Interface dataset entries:
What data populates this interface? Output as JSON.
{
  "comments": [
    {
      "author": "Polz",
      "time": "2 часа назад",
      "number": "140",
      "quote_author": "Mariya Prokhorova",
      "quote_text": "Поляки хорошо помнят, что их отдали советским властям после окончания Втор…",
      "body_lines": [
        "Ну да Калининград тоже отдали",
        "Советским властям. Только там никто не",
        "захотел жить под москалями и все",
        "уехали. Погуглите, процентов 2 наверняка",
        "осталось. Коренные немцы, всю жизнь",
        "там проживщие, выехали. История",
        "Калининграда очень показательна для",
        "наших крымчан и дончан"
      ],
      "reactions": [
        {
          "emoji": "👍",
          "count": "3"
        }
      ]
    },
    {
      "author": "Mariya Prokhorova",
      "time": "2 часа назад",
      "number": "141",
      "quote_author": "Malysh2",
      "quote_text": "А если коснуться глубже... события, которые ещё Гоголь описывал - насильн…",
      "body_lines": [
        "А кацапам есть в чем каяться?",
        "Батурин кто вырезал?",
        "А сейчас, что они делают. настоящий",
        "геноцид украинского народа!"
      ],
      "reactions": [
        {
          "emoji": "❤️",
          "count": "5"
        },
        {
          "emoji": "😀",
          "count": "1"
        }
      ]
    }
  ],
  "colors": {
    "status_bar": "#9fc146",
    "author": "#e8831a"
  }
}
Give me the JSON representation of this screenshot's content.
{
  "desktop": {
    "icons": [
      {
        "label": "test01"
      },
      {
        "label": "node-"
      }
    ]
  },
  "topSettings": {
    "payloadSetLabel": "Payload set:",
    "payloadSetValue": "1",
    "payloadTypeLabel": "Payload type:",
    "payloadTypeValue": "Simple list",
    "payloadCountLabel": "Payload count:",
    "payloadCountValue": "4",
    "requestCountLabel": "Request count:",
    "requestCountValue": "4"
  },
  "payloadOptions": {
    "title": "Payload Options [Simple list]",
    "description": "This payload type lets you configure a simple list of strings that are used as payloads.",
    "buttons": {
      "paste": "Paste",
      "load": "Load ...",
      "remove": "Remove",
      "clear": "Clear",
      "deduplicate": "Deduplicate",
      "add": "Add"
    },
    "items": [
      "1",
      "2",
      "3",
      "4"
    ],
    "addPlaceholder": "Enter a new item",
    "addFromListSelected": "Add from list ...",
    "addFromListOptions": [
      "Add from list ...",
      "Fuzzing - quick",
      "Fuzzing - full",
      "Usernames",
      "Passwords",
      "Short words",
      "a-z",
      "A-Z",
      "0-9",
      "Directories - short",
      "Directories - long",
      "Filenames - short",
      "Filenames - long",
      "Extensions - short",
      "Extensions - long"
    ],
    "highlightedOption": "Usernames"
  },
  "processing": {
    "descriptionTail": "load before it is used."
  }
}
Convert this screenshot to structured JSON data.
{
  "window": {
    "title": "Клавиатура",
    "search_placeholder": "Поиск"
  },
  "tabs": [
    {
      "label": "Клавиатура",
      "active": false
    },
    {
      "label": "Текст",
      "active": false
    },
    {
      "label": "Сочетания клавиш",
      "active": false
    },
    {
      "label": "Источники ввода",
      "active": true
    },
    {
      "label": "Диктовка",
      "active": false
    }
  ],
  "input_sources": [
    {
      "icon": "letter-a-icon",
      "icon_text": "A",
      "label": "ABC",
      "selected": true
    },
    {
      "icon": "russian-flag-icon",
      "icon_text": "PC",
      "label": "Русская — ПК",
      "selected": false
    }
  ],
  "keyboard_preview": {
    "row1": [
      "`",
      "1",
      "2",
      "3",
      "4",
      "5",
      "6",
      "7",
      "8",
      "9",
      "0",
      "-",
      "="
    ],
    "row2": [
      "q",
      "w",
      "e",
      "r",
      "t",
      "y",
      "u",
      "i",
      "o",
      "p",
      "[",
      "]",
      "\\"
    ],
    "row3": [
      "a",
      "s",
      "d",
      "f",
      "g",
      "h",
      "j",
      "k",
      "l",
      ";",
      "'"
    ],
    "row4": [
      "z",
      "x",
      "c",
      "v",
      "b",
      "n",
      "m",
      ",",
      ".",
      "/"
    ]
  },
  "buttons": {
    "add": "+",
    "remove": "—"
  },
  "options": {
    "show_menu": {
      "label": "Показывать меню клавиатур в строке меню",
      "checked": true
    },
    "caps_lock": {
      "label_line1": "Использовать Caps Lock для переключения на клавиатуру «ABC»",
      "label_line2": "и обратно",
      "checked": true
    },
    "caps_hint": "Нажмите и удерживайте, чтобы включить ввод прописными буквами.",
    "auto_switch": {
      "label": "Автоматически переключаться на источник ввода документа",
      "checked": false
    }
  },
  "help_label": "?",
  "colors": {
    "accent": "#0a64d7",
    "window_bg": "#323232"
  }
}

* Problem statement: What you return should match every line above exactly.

* Output:
What data populates this interface? Output as JSON.
{
  "comments": [
    {
      "author": "Polz",
      "time": "2 часа назад",
      "number": "140",
      "quote_author": "Mariya Prokhorova",
      "quote_text": "Поляки хорошо помнят, что их отдали советским властям после окончания Втор…",
      "body_lines": [
        "Ну да Калининград тоже отдали",
        "Советским властям. Только там никто не",
        "захотел жить под москалями и все",
        "уехали. Погуглите, процентов 2 наверняка",
        "осталось. Коренные немцы, всю жизнь",
        "там проживщие, выехали. История",
        "Калининграда очень показательна для",
        "наших крымчан и дончан"
      ],
      "reactions": [
        {
          "emoji": "👍",
          "count": "3"
        }
      ]
    },
    {
      "author": "Mariya Prokhorova",
      "time": "2 часа назад",
      "number": "141",
      "quote_author": "Malysh2",
      "quote_text": "А если коснуться глубже... события, которые ещё Гоголь описывал - насильн…",
      "body_lines": [
        "А кацапам есть в чем каяться?",
        "Батурин кто вырезал?",
        "А сейчас, что они делают. настоящий",
        "геноцид украинского народа!"
      ],
      "reactions": [
        {
          "emoji": "❤️",
          "count": "5"
        },
        {
          "emoji": "😀",
          "count": "1"
        }
      ]
    }
  ],
  "colors": {
    "status_bar": "#9fc146",
    "author": "#e8831a"
  }
}
Give me the JSON representation of this screenshot's content.
{
  "desktop": {
    "icons": [
      {
        "label": "test01"
      },
      {
        "label": "node-"
      }
    ]
  },
  "topSettings": {
    "payloadSetLabel": "Payload set:",
    "payloadSetValue": "1",
    "payloadTypeLabel": "Payload type:",
    "payloadTypeValue": "Simple list",
    "payloadCountLabel": "Payload count:",
    "payloadCountValue": "4",
    "requestCountLabel": "Request count:",
    "requestCountValue": "4"
  },
  "payloadOptions": {
    "title": "Payload Options [Simple list]",
    "description": "This payload type lets you configure a simple list of strings that are used as payloads.",
    "buttons": {
      "paste": "Paste",
      "load": "Load ...",
      "remove": "Remove",
      "clear": "Clear",
      "deduplicate": "Deduplicate",
      "add": "Add"
    },
    "items": [
      "1",
      "2",
      "3",
      "4"
    ],
    "addPlaceholder": "Enter a new item",
    "addFromListSelected": "Add from list ...",
    "addFromListOptions": [
      "Add from list ...",
      "Fuzzing - quick",
      "Fuzzing - full",
      "Usernames",
      "Passwords",
      "Short words",
      "a-z",
      "A-Z",
      "0-9",
      "Directories - short",
      "Directories - long",
      "Filenames - short",
      "Filenames - long",
      "Extensions - short",
      "Extensions - long"
    ],
    "highlightedOption": "Usernames"
  },
  "processing": {
    "descriptionTail": "load before it is used."
  }
}
Convert this screenshot to structured JSON data.
{
  "window": {
    "title": "Клавиатура",
    "search_placeholder": "Поиск"
  },
  "tabs": [
    {
      "label": "Клавиатура",
      "active": false
    },
    {
      "label": "Текст",
      "active": false
    },
    {
      "label": "Сочетания клавиш",
      "active": false
    },
    {
      "label": "Источники ввода",
      "active": true
    },
    {
      "label": "Диктовка",
      "active": false
    }
  ],
  "input_sources": [
    {
      "icon": "letter-a-icon",
      "icon_text": "A",
      "label": "ABC",
      "selected": true
    },
    {
      "icon": "russian-flag-icon",
      "icon_text": "PC",
      "label": "Русская — ПК",
      "selected": false
    }
  ],
  "keyboard_preview": {
    "row1": [
      "`",
      "1",
      "2",
      "3",
      "4",
      "5",
      "6",
      "7",
      "8",
      "9",
      "0",
      "-",
      "="
    ],
    "row2": [
      "q",
      "w",
      "e",
      "r",
      "t",
      "y",
      "u",
      "i",
      "o",
      "p",
      "[",
      "]",
      "\\"
    ],
    "row3": [
      "a",
      "s",
      "d",
      "f",
      "g",
      "h",
      "j",
      "k",
      "l",
      ";",
      "'"
    ],
    "row4": [
      "z",
      "x",
      "c",
      "v",
      "b",
      "n",
      "m",
      ",",
      ".",
      "/"
    ]
  },
  "buttons": {
    "add": "+",
    "remove": "—"
  },
  "options": {
    "show_menu": {
      "label": "Показывать меню клавиатур в строке меню",
      "checked": true
    },
    "caps_lock": {
      "label_line1": "Использовать Caps Lock для переключения на клавиатуру «ABC»",
      "label_line2": "и обратно",
      "checked": true
    },
    "caps_hint": "Нажмите и удерживайте, чтобы включить ввод прописными буквами.",
    "auto_switch": {
      "label": "Автоматически переключаться на источник ввода документа",
      "checked": false
    }
  },
  "help_label": "?",
  "colors": {
    "accent": "#0a64d7",
    "window_bg": "#323232"
  }
}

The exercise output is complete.